Exercise:
When "badge" occurs in a line of the material, copy that line.

Records supplied:
BEGIN

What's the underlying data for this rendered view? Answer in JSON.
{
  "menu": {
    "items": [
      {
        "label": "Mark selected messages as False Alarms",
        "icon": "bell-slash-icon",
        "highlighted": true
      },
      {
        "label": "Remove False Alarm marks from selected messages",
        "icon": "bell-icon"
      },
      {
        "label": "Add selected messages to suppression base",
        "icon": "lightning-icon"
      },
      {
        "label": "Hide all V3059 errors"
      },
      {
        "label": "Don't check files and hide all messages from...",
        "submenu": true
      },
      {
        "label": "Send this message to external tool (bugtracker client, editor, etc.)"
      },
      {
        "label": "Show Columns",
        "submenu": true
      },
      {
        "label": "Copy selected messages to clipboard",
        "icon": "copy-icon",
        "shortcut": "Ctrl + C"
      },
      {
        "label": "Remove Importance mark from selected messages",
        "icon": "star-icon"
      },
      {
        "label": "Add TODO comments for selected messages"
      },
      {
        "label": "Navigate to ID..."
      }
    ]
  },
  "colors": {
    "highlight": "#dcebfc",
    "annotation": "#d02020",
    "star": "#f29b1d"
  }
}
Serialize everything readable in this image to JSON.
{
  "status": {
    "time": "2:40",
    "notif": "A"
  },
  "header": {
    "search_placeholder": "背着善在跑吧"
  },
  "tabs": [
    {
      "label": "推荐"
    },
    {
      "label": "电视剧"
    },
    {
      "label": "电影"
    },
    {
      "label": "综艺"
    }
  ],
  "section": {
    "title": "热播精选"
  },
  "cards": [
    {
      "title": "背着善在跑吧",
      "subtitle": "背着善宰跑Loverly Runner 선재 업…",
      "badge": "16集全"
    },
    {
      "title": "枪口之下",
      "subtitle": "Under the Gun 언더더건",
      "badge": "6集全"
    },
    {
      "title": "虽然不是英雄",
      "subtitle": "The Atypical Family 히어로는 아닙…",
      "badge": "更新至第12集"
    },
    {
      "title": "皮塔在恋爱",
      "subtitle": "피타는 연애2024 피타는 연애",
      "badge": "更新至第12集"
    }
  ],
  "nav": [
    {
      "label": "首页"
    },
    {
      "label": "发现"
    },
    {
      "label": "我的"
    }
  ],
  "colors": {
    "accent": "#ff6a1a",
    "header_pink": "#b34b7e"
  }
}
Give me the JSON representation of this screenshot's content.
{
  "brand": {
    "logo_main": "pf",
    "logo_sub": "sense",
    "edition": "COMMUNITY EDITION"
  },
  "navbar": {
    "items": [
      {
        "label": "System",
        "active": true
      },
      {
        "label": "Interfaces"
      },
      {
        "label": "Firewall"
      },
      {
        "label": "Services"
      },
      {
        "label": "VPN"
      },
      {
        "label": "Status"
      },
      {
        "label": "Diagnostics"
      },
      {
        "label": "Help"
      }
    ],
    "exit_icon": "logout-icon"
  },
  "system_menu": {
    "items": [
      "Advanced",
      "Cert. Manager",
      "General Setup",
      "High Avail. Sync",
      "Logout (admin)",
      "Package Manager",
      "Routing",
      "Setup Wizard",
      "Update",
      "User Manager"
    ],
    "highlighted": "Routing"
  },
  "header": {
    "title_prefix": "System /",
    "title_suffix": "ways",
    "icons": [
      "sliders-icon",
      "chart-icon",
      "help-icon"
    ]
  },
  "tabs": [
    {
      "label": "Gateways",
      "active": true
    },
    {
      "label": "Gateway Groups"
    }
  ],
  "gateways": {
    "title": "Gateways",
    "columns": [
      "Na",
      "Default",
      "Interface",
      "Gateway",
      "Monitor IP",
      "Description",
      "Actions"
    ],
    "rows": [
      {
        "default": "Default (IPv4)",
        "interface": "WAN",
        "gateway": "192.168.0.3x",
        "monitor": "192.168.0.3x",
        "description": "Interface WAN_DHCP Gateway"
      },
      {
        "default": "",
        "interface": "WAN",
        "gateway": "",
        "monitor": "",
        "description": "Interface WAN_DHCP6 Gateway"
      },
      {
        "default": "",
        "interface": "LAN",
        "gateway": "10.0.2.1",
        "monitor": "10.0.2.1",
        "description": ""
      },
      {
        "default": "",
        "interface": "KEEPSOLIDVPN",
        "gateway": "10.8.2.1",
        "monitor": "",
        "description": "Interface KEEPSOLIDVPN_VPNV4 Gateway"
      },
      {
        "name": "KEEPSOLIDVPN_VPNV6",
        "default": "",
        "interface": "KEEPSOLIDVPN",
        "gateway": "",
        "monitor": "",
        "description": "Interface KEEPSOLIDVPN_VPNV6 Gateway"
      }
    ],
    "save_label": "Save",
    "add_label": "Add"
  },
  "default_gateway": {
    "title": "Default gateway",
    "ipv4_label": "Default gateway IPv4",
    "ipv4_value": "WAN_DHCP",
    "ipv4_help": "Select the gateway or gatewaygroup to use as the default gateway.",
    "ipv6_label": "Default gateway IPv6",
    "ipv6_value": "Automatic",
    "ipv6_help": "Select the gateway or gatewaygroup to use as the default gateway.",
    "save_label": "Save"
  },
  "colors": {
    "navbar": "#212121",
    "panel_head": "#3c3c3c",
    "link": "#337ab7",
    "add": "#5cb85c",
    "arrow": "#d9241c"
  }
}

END

Your solution:
      "badge": "16集全"
      "badge": "6集全"
      "badge": "更新至第12集"
      "badge": "更新至第12集"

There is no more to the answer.